Now we switch to the infantry battle, where I had previously seemed to be in complete control. Earlier, I had advanced several American squads into the hex with the Panther as part of my combined arms attack which was designed to ensure that I would get the Panther. I forgot about the Sn, which I now call the "Fritz." I have only faced this defensive tank weapon probably on 2 other occasions, and I should have remembered it since it was devastatingly effective both times. I got "fritzed." The weapon broke my entire stack, and Hondo effectively closed in with nearby German infantry to finish the job.

I was in trouble now. I had complete control of the victory buildings, but my losses of tanks had now put me in a position to where Hondo could win by CVP's. Hondo had secured 21 CVP's in that one turn with just the 3 tanks kills, alone! I immediately began to retreat towards my defensive lines to try and stem further losses. This scenario would now clearly come down to CVP's. Hondo became the hunter, and I became the hunted. The Panther ruled the battlefield, and I was in full retreat with no answer for that tank.
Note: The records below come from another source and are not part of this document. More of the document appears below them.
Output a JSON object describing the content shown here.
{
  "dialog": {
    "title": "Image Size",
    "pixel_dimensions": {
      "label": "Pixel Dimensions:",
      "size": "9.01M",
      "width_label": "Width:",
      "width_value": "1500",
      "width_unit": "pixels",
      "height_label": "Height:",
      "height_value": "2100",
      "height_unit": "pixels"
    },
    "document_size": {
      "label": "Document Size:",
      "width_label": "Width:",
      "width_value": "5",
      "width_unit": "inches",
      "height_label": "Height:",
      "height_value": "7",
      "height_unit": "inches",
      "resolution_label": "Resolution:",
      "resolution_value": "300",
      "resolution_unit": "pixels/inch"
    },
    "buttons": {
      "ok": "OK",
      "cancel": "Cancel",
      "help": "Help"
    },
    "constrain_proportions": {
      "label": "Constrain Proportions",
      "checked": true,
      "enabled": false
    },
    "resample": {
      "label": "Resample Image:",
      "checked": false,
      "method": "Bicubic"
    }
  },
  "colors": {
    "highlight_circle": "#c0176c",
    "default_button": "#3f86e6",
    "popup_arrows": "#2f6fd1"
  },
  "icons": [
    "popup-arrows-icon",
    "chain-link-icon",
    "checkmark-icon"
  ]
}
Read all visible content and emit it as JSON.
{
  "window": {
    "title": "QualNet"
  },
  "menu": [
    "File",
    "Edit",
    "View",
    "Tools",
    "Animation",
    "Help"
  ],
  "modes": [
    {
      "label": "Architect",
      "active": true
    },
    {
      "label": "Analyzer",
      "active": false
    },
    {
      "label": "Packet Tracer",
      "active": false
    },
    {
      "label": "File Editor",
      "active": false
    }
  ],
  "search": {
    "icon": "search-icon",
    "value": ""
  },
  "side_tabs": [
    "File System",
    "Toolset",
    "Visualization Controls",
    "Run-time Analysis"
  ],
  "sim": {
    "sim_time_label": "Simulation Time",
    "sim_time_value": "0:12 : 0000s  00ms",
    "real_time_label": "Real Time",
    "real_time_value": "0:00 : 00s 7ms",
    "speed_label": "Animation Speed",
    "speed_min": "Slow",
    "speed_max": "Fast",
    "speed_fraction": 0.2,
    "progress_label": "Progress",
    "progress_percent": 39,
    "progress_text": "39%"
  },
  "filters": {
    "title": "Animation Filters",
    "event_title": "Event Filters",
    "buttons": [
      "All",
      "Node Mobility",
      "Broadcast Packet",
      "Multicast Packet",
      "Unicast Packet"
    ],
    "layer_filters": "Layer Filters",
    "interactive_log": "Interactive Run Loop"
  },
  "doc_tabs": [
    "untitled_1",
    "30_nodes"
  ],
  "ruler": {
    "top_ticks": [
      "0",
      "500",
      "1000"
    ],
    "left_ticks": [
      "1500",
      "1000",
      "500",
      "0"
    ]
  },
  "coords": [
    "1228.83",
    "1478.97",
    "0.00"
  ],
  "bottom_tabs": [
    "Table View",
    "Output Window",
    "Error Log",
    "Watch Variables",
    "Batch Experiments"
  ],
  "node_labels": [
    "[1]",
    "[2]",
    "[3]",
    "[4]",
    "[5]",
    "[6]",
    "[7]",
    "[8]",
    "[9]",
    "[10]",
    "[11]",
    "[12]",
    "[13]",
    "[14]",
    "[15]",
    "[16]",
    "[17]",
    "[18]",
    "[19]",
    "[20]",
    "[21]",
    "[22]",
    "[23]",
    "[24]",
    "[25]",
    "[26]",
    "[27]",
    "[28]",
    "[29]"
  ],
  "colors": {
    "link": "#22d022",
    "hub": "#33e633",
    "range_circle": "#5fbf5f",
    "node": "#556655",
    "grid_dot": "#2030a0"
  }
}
The "only" friend I had at this point was time. I had a remaining strong stack of troops which had stayed with one of my leaders in the course of falling back. I made an unintentional error of leaving them stacked (I forgot to spread out during the Advance Phase) and Hondo moved his Panther into my hex to freeze me, while his weakened but still viable German troops closed in for support. I managed to "immobilize" the Panther and knock it out in close combat (finally), and barely held on in close combat against the German infantry as the game ended. We were still engaged in CC when the game ended.

I had just managed to squeak out a "win" by only 3 CVPs. That was an amazing turnaround for a game that prior to turn 5; I had seemed to be in control.

This scenario was a lot of fun, and I would recommend it to those who are looking for something interesting to play. It is found in the newest "Dispatches from the Bunker" (No. 29, I believe). It is Scenario # DBO76. It was a good match-up for Hondo and I; who have styles of play that are somewhat similar with regards to aggressive play. Hondo played a very good game, especially at the end when it mattered most. He was aggressive when he needed to be, and just "barely" came up short. The Panther tank was amazing in this scenario. I delayed engagement with it as long as possible, and when I did finally engage with it, I did so with numerical superiority that included a 3-1 advantage in tanks, with engineers and a hero with a bazooka in support. The Panther tank fought back with defiance and determination, and it was amazing for both of us to watch. The Panther fought heroically, and its story would seem to be consistent with some of the great individual heroic actions of WWII that we have all read about. It was a pleasure to watch, even though I was on the wrong end of that "beatin' stick."

I would like to thank Hondo for the excellent game, and I look forward to playing him again, soon. I hope you enjoyed reading this, just as I enjoyed reliving it via this review. This game is one that I will not soon forget.

On a final note, I am eligible to "retire" from SAPD in 4 days. I will not be leaving immediately, though I do expect to "wrap up" my career in the next couple of years, which I'll work in order to supplement my annual pension payout during retirement. I mention this, because I look forward to playing a lot more ASL in retirement. I am planning upon doing a lot of traveling in retirement, which will include traveling to play ASL across the country, and across the world. I am very excited about that, and I feel very fortunate to be able to participate in a hobby (ASL) that I enjoy so thoroughly. I thank "all of you" for being a part of that.